Data records:

_ _ _ _

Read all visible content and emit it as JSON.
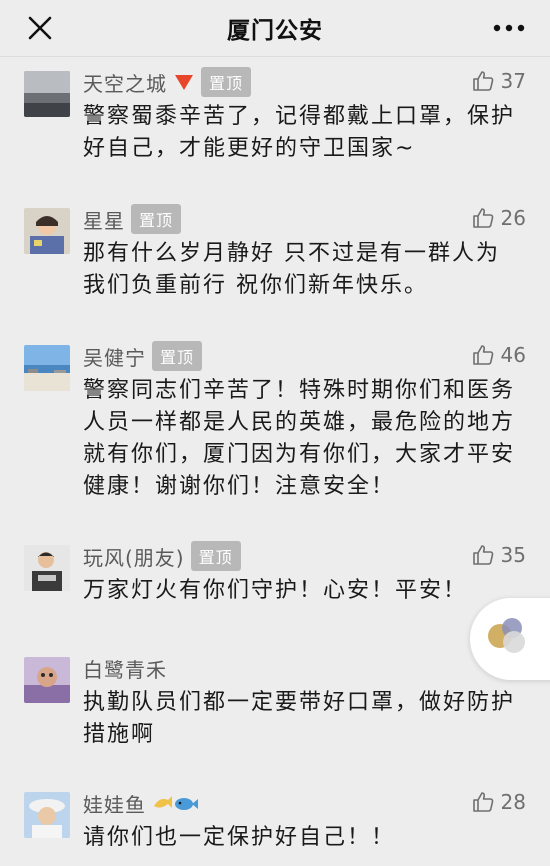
{
  "header": {
    "title": "厦门公安",
    "close_icon": "close-icon",
    "more_icon": "more-dots-icon"
  },
  "colors": {
    "background": "#ededed",
    "badge": "#b8b8b8",
    "name": "#5a5a5a",
    "text": "#1a1a1a"
  },
  "comments": [
    {
      "name": "天空之城",
      "emoji": "red-triangle-emoji",
      "badge": "置顶",
      "likes": "37",
      "text": "警察蜀黍辛苦了，记得都戴上口罩，保护好自己，才能更好的守卫国家~"
    },
    {
      "name": "星星",
      "badge": "置顶",
      "likes": "26",
      "text": "那有什么岁月静好  只不过是有一群人为我们负重前行   祝你们新年快乐。"
    },
    {
      "name": "吴健宁",
      "badge": "置顶",
      "likes": "46",
      "text": "警察同志们辛苦了！特殊时期你们和医务人员一样都是人民的英雄，最危险的地方就有你们，厦门因为有你们，大家才平安健康！谢谢你们！注意安全！"
    },
    {
      "name": "玩风(朋友)",
      "badge": "置顶",
      "likes": "35",
      "text": "万家灯火有你们守护！心安！平安！"
    },
    {
      "name": "白鹭青禾",
      "text": "执勤队员们都一定要带好口罩，做好防护措施啊"
    },
    {
      "name": "娃娃鱼",
      "emoji": "fish-emoji",
      "likes": "28",
      "text": "请你们也一定保护好自己！！"
    }
  ]
}
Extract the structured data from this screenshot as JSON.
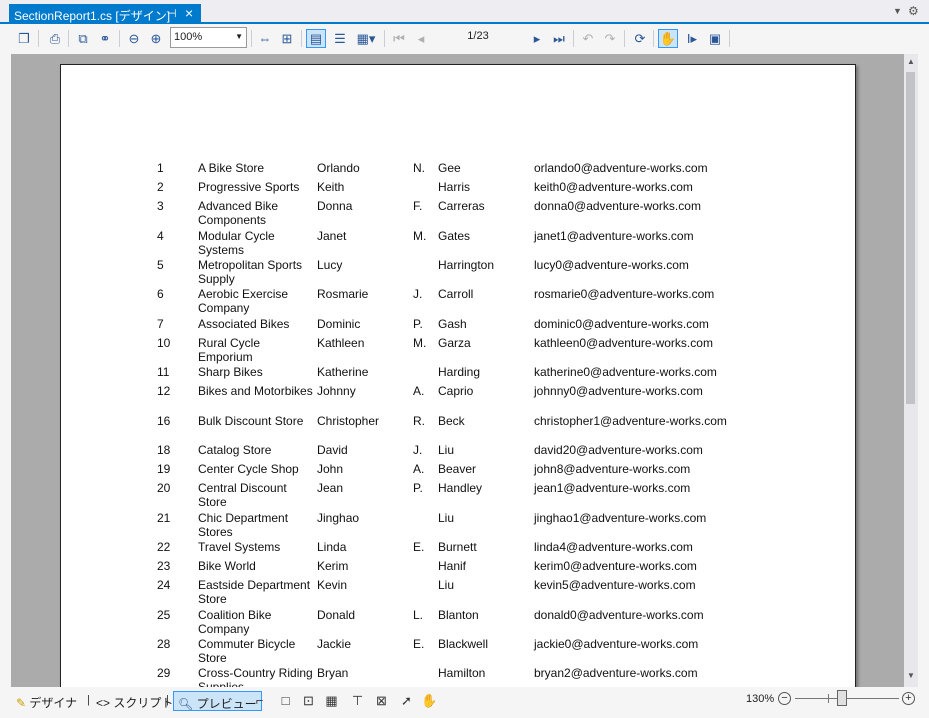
{
  "tab": {
    "title": "SectionReport1.cs [デザイン]",
    "pin_icon": "pin-icon",
    "close_icon": "close-icon"
  },
  "toolbar": {
    "zoom_value": "100%",
    "page_indicator": "1/23",
    "icons": [
      "table-of-contents-icon",
      "print-icon",
      "copy-icon",
      "find-icon",
      "zoom-out-icon",
      "zoom-in-icon",
      "fit-width-icon",
      "fit-page-icon",
      "single-page-icon",
      "continuous-icon",
      "multipage-icon",
      "first-page-icon",
      "previous-page-icon",
      "next-page-icon",
      "last-page-icon",
      "back-icon",
      "forward-icon",
      "refresh-icon",
      "pan-icon",
      "select-icon",
      "snapshot-icon"
    ]
  },
  "report": {
    "rows": [
      {
        "id": "1",
        "company": "A Bike Store",
        "first": "Orlando",
        "mi": "N.",
        "last": "Gee",
        "email": "orlando0@adventure-works.com"
      },
      {
        "id": "2",
        "company": "Progressive Sports",
        "first": "Keith",
        "mi": "",
        "last": "Harris",
        "email": "keith0@adventure-works.com"
      },
      {
        "id": "3",
        "company": "Advanced Bike Components",
        "first": "Donna",
        "mi": "F.",
        "last": "Carreras",
        "email": "donna0@adventure-works.com"
      },
      {
        "id": "4",
        "company": "Modular Cycle Systems",
        "first": "Janet",
        "mi": "M.",
        "last": "Gates",
        "email": "janet1@adventure-works.com"
      },
      {
        "id": "5",
        "company": "Metropolitan Sports Supply",
        "first": "Lucy",
        "mi": "",
        "last": "Harrington",
        "email": "lucy0@adventure-works.com"
      },
      {
        "id": "6",
        "company": "Aerobic Exercise Company",
        "first": "Rosmarie",
        "mi": "J.",
        "last": "Carroll",
        "email": "rosmarie0@adventure-works.com"
      },
      {
        "id": "7",
        "company": "Associated Bikes",
        "first": "Dominic",
        "mi": "P.",
        "last": "Gash",
        "email": "dominic0@adventure-works.com"
      },
      {
        "id": "10",
        "company": "Rural Cycle Emporium",
        "first": "Kathleen",
        "mi": "M.",
        "last": "Garza",
        "email": "kathleen0@adventure-works.com"
      },
      {
        "id": "11",
        "company": "Sharp Bikes",
        "first": "Katherine",
        "mi": "",
        "last": "Harding",
        "email": "katherine0@adventure-works.com"
      },
      {
        "id": "12",
        "company": "Bikes and Motorbikes",
        "first": "Johnny",
        "mi": "A.",
        "last": "Caprio",
        "email": "johnny0@adventure-works.com"
      },
      {
        "id": "16",
        "company": "Bulk Discount Store",
        "first": "Christopher",
        "mi": "R.",
        "last": "Beck",
        "email": "christopher1@adventure-works.com"
      },
      {
        "id": "18",
        "company": "Catalog Store",
        "first": "David",
        "mi": "J.",
        "last": "Liu",
        "email": "david20@adventure-works.com"
      },
      {
        "id": "19",
        "company": "Center Cycle Shop",
        "first": "John",
        "mi": "A.",
        "last": "Beaver",
        "email": "john8@adventure-works.com"
      },
      {
        "id": "20",
        "company": "Central Discount Store",
        "first": "Jean",
        "mi": "P.",
        "last": "Handley",
        "email": "jean1@adventure-works.com"
      },
      {
        "id": "21",
        "company": "Chic Department Stores",
        "first": "Jinghao",
        "mi": "",
        "last": "Liu",
        "email": "jinghao1@adventure-works.com"
      },
      {
        "id": "22",
        "company": "Travel Systems",
        "first": "Linda",
        "mi": "E.",
        "last": "Burnett",
        "email": "linda4@adventure-works.com"
      },
      {
        "id": "23",
        "company": "Bike World",
        "first": "Kerim",
        "mi": "",
        "last": "Hanif",
        "email": "kerim0@adventure-works.com"
      },
      {
        "id": "24",
        "company": "Eastside Department Store",
        "first": "Kevin",
        "mi": "",
        "last": "Liu",
        "email": "kevin5@adventure-works.com"
      },
      {
        "id": "25",
        "company": "Coalition Bike Company",
        "first": "Donald",
        "mi": "L.",
        "last": "Blanton",
        "email": "donald0@adventure-works.com"
      },
      {
        "id": "28",
        "company": "Commuter Bicycle Store",
        "first": "Jackie",
        "mi": "E.",
        "last": "Blackwell",
        "email": "jackie0@adventure-works.com"
      },
      {
        "id": "29",
        "company": "Cross-Country Riding Supplies",
        "first": "Bryan",
        "mi": "",
        "last": "Hamilton",
        "email": "bryan2@adventure-works.com"
      }
    ]
  },
  "statusbar": {
    "designer_label": "デザイナ",
    "script_label": "スクリプト",
    "preview_label": "プレビュー",
    "zoom_level": "130%",
    "zoom_minus": "−",
    "zoom_plus": "+"
  },
  "colors": {
    "accent": "#007acc",
    "viewer_bg": "#ababab"
  }
}
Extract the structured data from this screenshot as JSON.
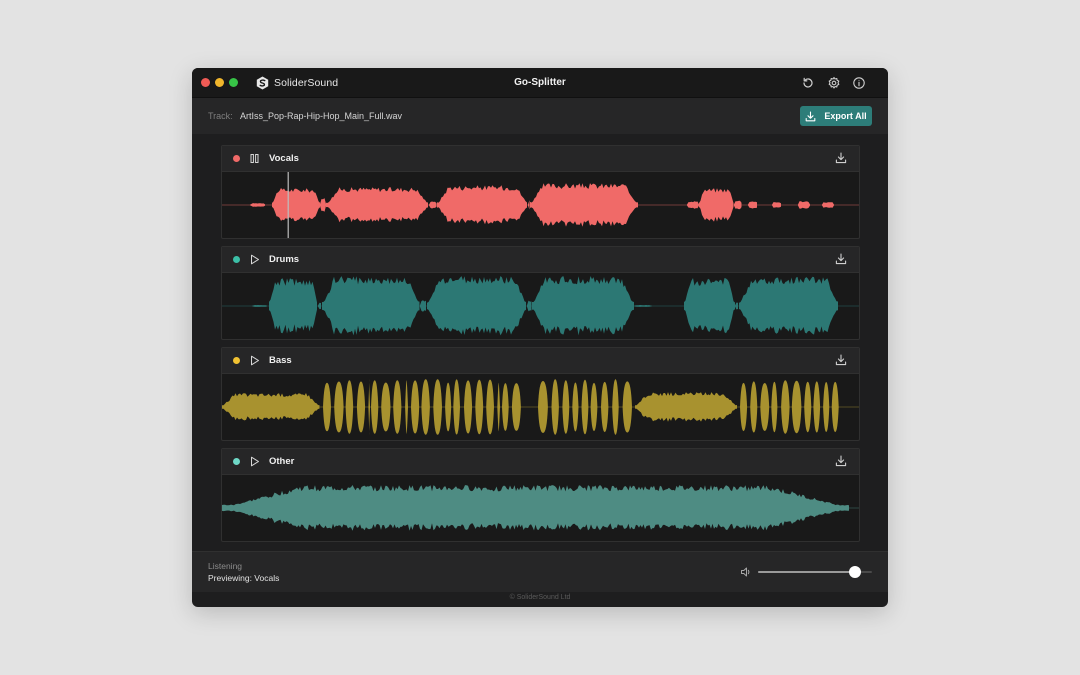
{
  "window": {
    "brand_name": "SoliderSound",
    "title": "Go-Splitter"
  },
  "toolbar_icons": [
    "undo-icon",
    "gear-icon",
    "info-icon"
  ],
  "track": {
    "label": "Track:",
    "filename": "ArtIss_Pop-Rap-Hip-Hop_Main_Full.wav"
  },
  "export_button": {
    "label": "Export All",
    "icon": "download-icon"
  },
  "stems": [
    {
      "name": "Vocals",
      "color": "#f06a68",
      "state": "pause",
      "icon": "pause-icon",
      "download_icon": "download-icon"
    },
    {
      "name": "Drums",
      "color": "#2c7874",
      "state": "play",
      "icon": "play-icon",
      "download_icon": "download-icon"
    },
    {
      "name": "Bass",
      "color": "#a8922f",
      "state": "play",
      "icon": "play-icon",
      "download_icon": "download-icon"
    },
    {
      "name": "Other",
      "color": "#4e8c83",
      "state": "play",
      "icon": "play-icon",
      "download_icon": "download-icon"
    }
  ],
  "dot_colors": [
    "#f06a68",
    "#3cbfa7",
    "#f1c232",
    "#6ed7c6"
  ],
  "playhead_fraction": 0.104,
  "status": {
    "label": "Listening",
    "value": "Previewing: Vocals"
  },
  "volume": {
    "icon": "speaker-icon",
    "level": 0.85
  },
  "footer": {
    "copyright": "© SoliderSound Ltd"
  },
  "colors": {
    "accent": "#2d7d79"
  }
}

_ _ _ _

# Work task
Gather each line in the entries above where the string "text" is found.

# Output of the exercise
    "text": "#1a1a1a"
      "text": "警察蜀黍辛苦了，记得都戴上口罩，保护好自己，才能更好的守卫国家~"
      "text": "那有什么岁月静好  只不过是有一群人为我们负重前行   祝你们新年快乐。"
      "text": "警察同志们辛苦了！特殊时期你们和医务人员一样都是人民的英雄，最危险的地方就有你们，厦门因为有你们，大家才平安健康！谢谢你们！注意安全！"
      "text": "万家灯火有你们守护！心安！平安！"
      "text": "执勤队员们都一定要带好口罩，做好防护措施啊"
      "text": "请你们也一定保护好自己！！"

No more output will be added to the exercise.